From: Roice Nelson <>
Subject: Re: [MC4D] 8Colors solved
Date: Tue, 28 Dec 2010 11:02:17 -0600

A single twirled 4C piece was very surprising to me! At first blush, I
would expect things to behave exactly as described in section 6d of
the Keane/Kamack
paper <>.

We’ve seen single twirled corners on the 5D puzzle, and the allowance for
that has to do with being able to mirror pieces through four dimensions
(using the 5th dimension), as described by
So my initial guess was that the 8-Colors puzzle must therefore have a
non-orientable <> topology, which
would allow mirrored pieces to show up, and that a combination of
reflections could give the observed result. But the topology is orientable.
(For any interested, to check to see if the puzzle was non-orientable, I
traced paths from a cell to its copies, then looked to see if any of the 4C
pieces in the copy appeared mirrored relative to the parent cell.)

At a loss for an explanation, what I tried next was to count the number of
4C pieces connected to a given cell (fourteen), and in doing so, I think I
stumbled onto the cause of this. If you look at how these 4C pieces move
during a 2C twist of this cell, there are two sets of 6 that change
positions in 6-cycles. But the remaining two 4C pieces change positions in
2-cycles, with their orientations twirling a third after each two cycle.
This seems to be the root of the unusual behavior, though I still haven’t
nailed down exactly which part of Keane/Kamack’s analysis no longer applies.

Why are there two 4C pieces that have this unique behavior during each 2C
twist? I think the cause of that has to do with the fact that the periodic
painting on the 8-colored puzzle is
You can get a sense of this by studying the pattern of colors on a pristine
puzzle from within one of the cells (such that you can easily see the color
pattern on the hexagonal grid). Contrast with the 12-Colors puzzle, where
the periodic painting is not chiral. In the latter, you have eighteen 4C
pieces connected to every face, which breaks down into 3 sets that each
permute positions in 6-cycles, so there are no uniquely behaving pieces.
I’m placing my bet that a single twirled corner on the 12-Colors puzzle is

I would of course appreciate further insights or corrections to my thoughts
about this unusual behavior! One last comment on the topic though - the
single twirled piece is noteworthy because, unlike the other kinds of
impossible-looking states usually encountered, this is not due to an
even/odd (binary) phenomenon, but instead a trinary one. So "parity" is
probably not a word that should even enter the discussion :D

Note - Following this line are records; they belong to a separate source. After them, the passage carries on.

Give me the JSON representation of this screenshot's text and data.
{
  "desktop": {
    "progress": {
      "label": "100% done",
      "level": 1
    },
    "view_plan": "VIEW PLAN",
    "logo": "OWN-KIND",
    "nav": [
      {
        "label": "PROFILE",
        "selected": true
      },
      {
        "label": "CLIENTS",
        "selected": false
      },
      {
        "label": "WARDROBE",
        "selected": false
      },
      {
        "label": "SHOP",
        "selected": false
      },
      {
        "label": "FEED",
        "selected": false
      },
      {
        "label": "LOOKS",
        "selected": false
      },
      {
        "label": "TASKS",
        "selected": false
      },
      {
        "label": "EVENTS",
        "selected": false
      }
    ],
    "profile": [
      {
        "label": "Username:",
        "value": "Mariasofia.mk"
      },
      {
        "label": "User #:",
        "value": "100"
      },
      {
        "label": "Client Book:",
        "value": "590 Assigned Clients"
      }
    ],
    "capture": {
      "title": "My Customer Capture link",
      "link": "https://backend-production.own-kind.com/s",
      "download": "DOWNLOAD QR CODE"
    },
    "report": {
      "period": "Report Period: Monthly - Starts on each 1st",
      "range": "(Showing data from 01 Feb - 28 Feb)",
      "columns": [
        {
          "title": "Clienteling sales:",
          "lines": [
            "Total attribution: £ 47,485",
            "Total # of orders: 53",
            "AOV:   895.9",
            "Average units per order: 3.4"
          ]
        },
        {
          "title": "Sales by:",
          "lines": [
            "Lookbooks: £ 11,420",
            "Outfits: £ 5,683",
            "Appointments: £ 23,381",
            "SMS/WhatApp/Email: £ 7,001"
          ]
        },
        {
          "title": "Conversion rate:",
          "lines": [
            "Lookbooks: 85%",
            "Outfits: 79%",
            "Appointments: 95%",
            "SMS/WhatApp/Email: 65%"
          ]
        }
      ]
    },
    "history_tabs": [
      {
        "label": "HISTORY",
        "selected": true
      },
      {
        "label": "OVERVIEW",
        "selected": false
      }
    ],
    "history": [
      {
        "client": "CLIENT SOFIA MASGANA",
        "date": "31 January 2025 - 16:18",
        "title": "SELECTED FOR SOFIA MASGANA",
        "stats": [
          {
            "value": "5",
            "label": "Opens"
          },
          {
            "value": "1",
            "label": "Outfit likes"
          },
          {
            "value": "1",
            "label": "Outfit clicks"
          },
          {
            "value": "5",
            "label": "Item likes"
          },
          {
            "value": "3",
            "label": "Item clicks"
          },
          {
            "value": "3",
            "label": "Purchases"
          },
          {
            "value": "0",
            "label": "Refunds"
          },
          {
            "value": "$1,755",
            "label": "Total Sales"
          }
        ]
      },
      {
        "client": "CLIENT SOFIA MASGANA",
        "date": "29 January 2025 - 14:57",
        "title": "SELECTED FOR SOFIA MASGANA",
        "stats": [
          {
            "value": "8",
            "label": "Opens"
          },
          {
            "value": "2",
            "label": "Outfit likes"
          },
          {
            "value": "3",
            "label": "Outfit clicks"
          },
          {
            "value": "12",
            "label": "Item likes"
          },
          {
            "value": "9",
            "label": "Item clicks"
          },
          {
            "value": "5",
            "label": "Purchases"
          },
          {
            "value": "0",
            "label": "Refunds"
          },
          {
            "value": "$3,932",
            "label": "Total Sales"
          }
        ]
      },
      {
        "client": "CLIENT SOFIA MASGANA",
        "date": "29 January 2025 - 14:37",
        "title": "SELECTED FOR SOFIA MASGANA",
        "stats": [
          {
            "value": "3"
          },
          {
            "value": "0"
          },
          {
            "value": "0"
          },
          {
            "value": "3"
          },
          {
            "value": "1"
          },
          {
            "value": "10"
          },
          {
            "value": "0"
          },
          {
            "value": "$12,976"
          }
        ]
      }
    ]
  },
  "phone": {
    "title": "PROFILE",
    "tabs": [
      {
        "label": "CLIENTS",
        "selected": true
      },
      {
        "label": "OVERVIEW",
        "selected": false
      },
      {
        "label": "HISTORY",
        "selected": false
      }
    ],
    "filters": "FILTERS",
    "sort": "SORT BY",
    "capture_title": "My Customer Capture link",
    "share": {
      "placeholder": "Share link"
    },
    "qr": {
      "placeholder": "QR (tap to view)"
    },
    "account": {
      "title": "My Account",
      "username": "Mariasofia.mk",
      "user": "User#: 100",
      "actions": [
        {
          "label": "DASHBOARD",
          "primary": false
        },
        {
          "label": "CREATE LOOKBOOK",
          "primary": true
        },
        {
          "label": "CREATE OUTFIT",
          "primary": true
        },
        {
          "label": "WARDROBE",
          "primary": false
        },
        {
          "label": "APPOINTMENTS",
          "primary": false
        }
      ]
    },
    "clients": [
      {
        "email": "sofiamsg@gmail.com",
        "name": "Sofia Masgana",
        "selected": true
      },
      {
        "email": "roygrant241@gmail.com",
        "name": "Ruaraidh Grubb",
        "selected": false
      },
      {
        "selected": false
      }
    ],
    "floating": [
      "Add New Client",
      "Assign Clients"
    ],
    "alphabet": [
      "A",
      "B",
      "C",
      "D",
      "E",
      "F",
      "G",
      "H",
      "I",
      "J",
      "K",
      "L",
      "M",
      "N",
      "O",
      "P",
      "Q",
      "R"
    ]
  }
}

I want to add to the chorus and also say* thank you to Andrey* very much for
the new goodies in MHT633. I really appreciate the Poincare Ball view in
particular. It’s very nice, and I consider it the closest possible visual
analogue to MC4D in terms of display and controls. I like that you’ve
matched the controls so well, though to be as close as possible, I would
recommend switching the directions in the left-click dragging (so that the
dragging pulls the front of the ball model, rather than the rear). I’d also
like to echo others thoughts on how nice the animated twisting is for

Here is some *very minor* feedback for things I ran across while playing
with the latest version (some of it probably not even worth fixing):

Thanks again Andrey! MHT633 is the ultimate Rubik analogue!

All the best,

On Fri, Dec 24, 2010 at 3:29 PM, Andrey <> wrote:

> Yes, 3-cycle on 4C is not a bug, it’s really possible situation. But may
> way to resolve it was too long (more than 1500 twists?).
> Andrey